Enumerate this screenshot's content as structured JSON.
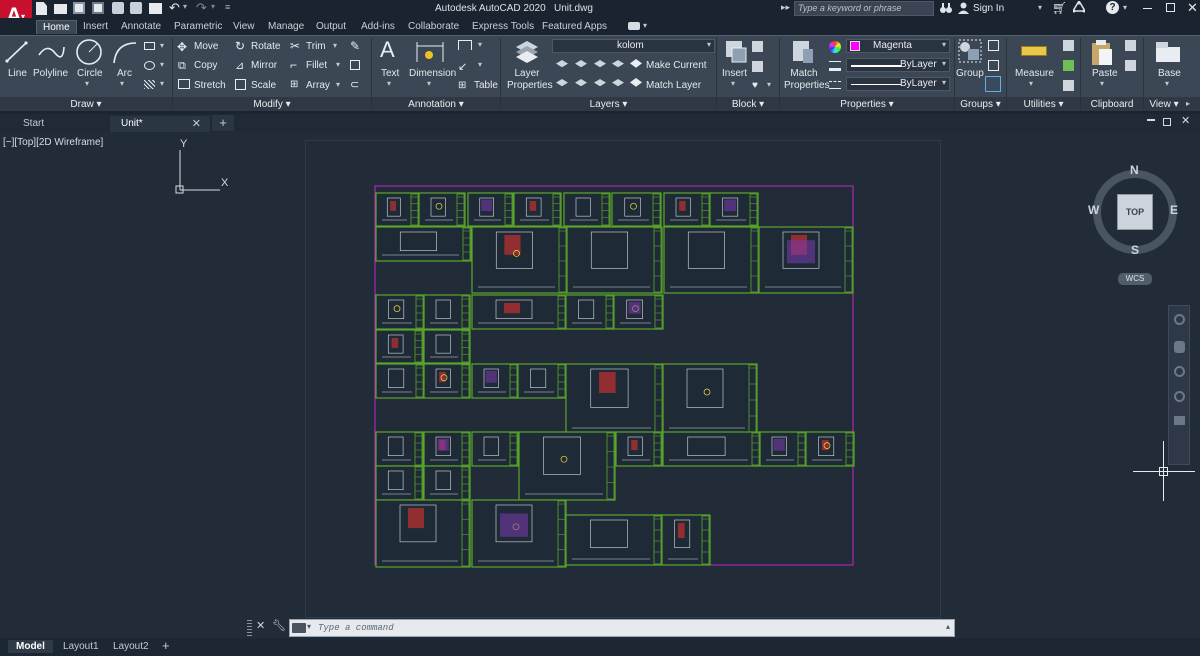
{
  "app": {
    "title": "Autodesk AutoCAD 2020",
    "file": "Unit.dwg",
    "logo_letter": "A",
    "search_placeholder": "Type a keyword or phrase",
    "signin": "Sign In"
  },
  "ribbon_tabs": [
    "Home",
    "Insert",
    "Annotate",
    "Parametric",
    "View",
    "Manage",
    "Output",
    "Add-ins",
    "Collaborate",
    "Express Tools",
    "Featured Apps"
  ],
  "draw": {
    "line": "Line",
    "polyline": "Polyline",
    "circle": "Circle",
    "arc": "Arc",
    "label": "Draw"
  },
  "modify": {
    "move": "Move",
    "rotate": "Rotate",
    "trim": "Trim",
    "copy": "Copy",
    "mirror": "Mirror",
    "fillet": "Fillet",
    "stretch": "Stretch",
    "scale": "Scale",
    "array": "Array",
    "label": "Modify"
  },
  "annotation": {
    "text": "Text",
    "dimension": "Dimension",
    "table": "Table",
    "label": "Annotation"
  },
  "layers": {
    "layer_properties": "Layer Properties",
    "current_layer": "kolom",
    "make_current": "Make Current",
    "match_layer": "Match Layer",
    "label": "Layers",
    "color": "#ff00ff"
  },
  "block": {
    "insert": "Insert",
    "label": "Block"
  },
  "properties": {
    "match": "Match Properties",
    "color_name": "Magenta",
    "linetype": "ByLayer",
    "lineweight": "ByLayer",
    "label": "Properties",
    "color": "#ff00ff"
  },
  "groups": {
    "group": "Group",
    "label": "Groups"
  },
  "utilities": {
    "measure": "Measure",
    "label": "Utilities"
  },
  "clipboard": {
    "paste": "Paste",
    "label": "Clipboard"
  },
  "view": {
    "base": "Base",
    "label": "View"
  },
  "doc_tabs": {
    "start": "Start",
    "unit": "Unit*"
  },
  "viewport": {
    "label": "[−][Top][2D Wireframe]",
    "ucs_x": "X",
    "ucs_y": "Y"
  },
  "viewcube": {
    "n": "N",
    "s": "S",
    "e": "E",
    "w": "W",
    "top": "TOP",
    "wcs": "WCS"
  },
  "command": {
    "placeholder": "Type  a  command"
  },
  "layout_tabs": [
    "Model",
    "Layout1",
    "Layout2"
  ],
  "colors": {
    "sheet_green": "#5aa52c",
    "border_magenta": "#c824c8",
    "bg": "#222c39"
  }
}
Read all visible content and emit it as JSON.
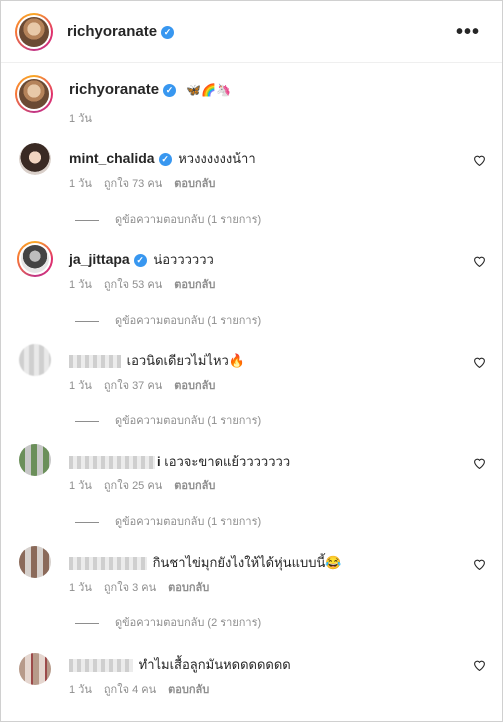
{
  "header": {
    "username": "richyoranate",
    "verified_icon": "check-badge-icon",
    "more_label": "•••"
  },
  "caption": {
    "username": "richyoranate",
    "text": "🦋🌈🦄",
    "time": "1 วัน"
  },
  "comments": [
    {
      "username": "mint_chalida",
      "verified": true,
      "text": "หวงงงงงงน้าา",
      "time": "1 วัน",
      "likes": "ถูกใจ 73 คน",
      "reply": "ตอบกลับ",
      "view_replies": "ดูข้อความตอบกลับ (1 รายการ)"
    },
    {
      "username": "ja_jittapa",
      "verified": true,
      "text": "น่อวววววว",
      "time": "1 วัน",
      "likes": "ถูกใจ 53 คน",
      "reply": "ตอบกลับ",
      "view_replies": "ดูข้อความตอบกลับ (1 รายการ)"
    },
    {
      "username_suffix": "",
      "text": "เอวนิดเดียวไม่ไหว🔥",
      "time": "1 วัน",
      "likes": "ถูกใจ 37 คน",
      "reply": "ตอบกลับ",
      "view_replies": "ดูข้อความตอบกลับ (1 รายการ)"
    },
    {
      "username_suffix": "i",
      "text": "เอวจะขาดแย้ววววววว",
      "time": "1 วัน",
      "likes": "ถูกใจ 25 คน",
      "reply": "ตอบกลับ",
      "view_replies": "ดูข้อความตอบกลับ (1 รายการ)"
    },
    {
      "username_suffix": "",
      "text": "กินชาไข่มุกยังไงให้ได้หุ่นแบบนี้😂",
      "time": "1 วัน",
      "likes": "ถูกใจ 3 คน",
      "reply": "ตอบกลับ",
      "view_replies": "ดูข้อความตอบกลับ (2 รายการ)"
    },
    {
      "username_suffix": "",
      "text": "ทำไมเสื้อลูกมันหดดดดดดด",
      "time": "1 วัน",
      "likes": "ถูกใจ 4 คน",
      "reply": "ตอบกลับ"
    }
  ],
  "icons": {
    "heart": "heart-outline-icon",
    "more": "more-horizontal-icon"
  },
  "colors": {
    "verified": "#3897f0",
    "muted": "#8e8e8e",
    "text": "#262626"
  }
}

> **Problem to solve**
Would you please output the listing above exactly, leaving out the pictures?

> **Solved exercise**
Enumerate this screenshot's content as structured JSON.
{
  "app": {
    "title": "Autodesk AutoCAD 2020",
    "file": "Unit.dwg",
    "logo_letter": "A",
    "search_placeholder": "Type a keyword or phrase",
    "signin": "Sign In"
  },
  "ribbon_tabs": [
    "Home",
    "Insert",
    "Annotate",
    "Parametric",
    "View",
    "Manage",
    "Output",
    "Add-ins",
    "Collaborate",
    "Express Tools",
    "Featured Apps"
  ],
  "draw": {
    "line": "Line",
    "polyline": "Polyline",
    "circle": "Circle",
    "arc": "Arc",
    "label": "Draw"
  },
  "modify": {
    "move": "Move",
    "rotate": "Rotate",
    "trim": "Trim",
    "copy": "Copy",
    "mirror": "Mirror",
    "fillet": "Fillet",
    "stretch": "Stretch",
    "scale": "Scale",
    "array": "Array",
    "label": "Modify"
  },
  "annotation": {
    "text": "Text",
    "dimension": "Dimension",
    "table": "Table",
    "label": "Annotation"
  },
  "layers": {
    "layer_properties": "Layer Properties",
    "current_layer": "kolom",
    "make_current": "Make Current",
    "match_layer": "Match Layer",
    "label": "Layers",
    "color": "#ff00ff"
  },
  "block": {
    "insert": "Insert",
    "label": "Block"
  },
  "properties": {
    "match": "Match Properties",
    "color_name": "Magenta",
    "linetype": "ByLayer",
    "lineweight": "ByLayer",
    "label": "Properties",
    "color": "#ff00ff"
  },
  "groups": {
    "group": "Group",
    "label": "Groups"
  },
  "utilities": {
    "measure": "Measure",
    "label": "Utilities"
  },
  "clipboard": {
    "paste": "Paste",
    "label": "Clipboard"
  },
  "view": {
    "base": "Base",
    "label": "View"
  },
  "doc_tabs": {
    "start": "Start",
    "unit": "Unit*"
  },
  "viewport": {
    "label": "[−][Top][2D Wireframe]",
    "ucs_x": "X",
    "ucs_y": "Y"
  },
  "viewcube": {
    "n": "N",
    "s": "S",
    "e": "E",
    "w": "W",
    "top": "TOP",
    "wcs": "WCS"
  },
  "command": {
    "placeholder": "Type  a  command"
  },
  "layout_tabs": [
    "Model",
    "Layout1",
    "Layout2"
  ],
  "colors": {
    "sheet_green": "#5aa52c",
    "border_magenta": "#c824c8",
    "bg": "#222c39"
  }
}
Read all visible content and emit it as JSON.
{
  "header": {
    "username": "richyoranate",
    "verified_icon": "check-badge-icon",
    "more_label": "•••"
  },
  "caption": {
    "username": "richyoranate",
    "text": "🦋🌈🦄",
    "time": "1 วัน"
  },
  "comments": [
    {
      "username": "mint_chalida",
      "verified": true,
      "text": "หวงงงงงงน้าา",
      "time": "1 วัน",
      "likes": "ถูกใจ 73 คน",
      "reply": "ตอบกลับ",
      "view_replies": "ดูข้อความตอบกลับ (1 รายการ)"
    },
    {
      "username": "ja_jittapa",
      "verified": true,
      "text": "น่อวววววว",
      "time": "1 วัน",
      "likes": "ถูกใจ 53 คน",
      "reply": "ตอบกลับ",
      "view_replies": "ดูข้อความตอบกลับ (1 รายการ)"
    },
    {
      "username_suffix": "",
      "text": "เอวนิดเดียวไม่ไหว🔥",
      "time": "1 วัน",
      "likes": "ถูกใจ 37 คน",
      "reply": "ตอบกลับ",
      "view_replies": "ดูข้อความตอบกลับ (1 รายการ)"
    },
    {
      "username_suffix": "i",
      "text": "เอวจะขาดแย้ววววววว",
      "time": "1 วัน",
      "likes": "ถูกใจ 25 คน",
      "reply": "ตอบกลับ",
      "view_replies": "ดูข้อความตอบกลับ (1 รายการ)"
    },
    {
      "username_suffix": "",
      "text": "กินชาไข่มุกยังไงให้ได้หุ่นแบบนี้😂",
      "time": "1 วัน",
      "likes": "ถูกใจ 3 คน",
      "reply": "ตอบกลับ",
      "view_replies": "ดูข้อความตอบกลับ (2 รายการ)"
    },
    {
      "username_suffix": "",
      "text": "ทำไมเสื้อลูกมันหดดดดดดด",
      "time": "1 วัน",
      "likes": "ถูกใจ 4 คน",
      "reply": "ตอบกลับ"
    }
  ],
  "icons": {
    "heart": "heart-outline-icon",
    "more": "more-horizontal-icon"
  },
  "colors": {
    "verified": "#3897f0",
    "muted": "#8e8e8e",
    "text": "#262626"
  }
}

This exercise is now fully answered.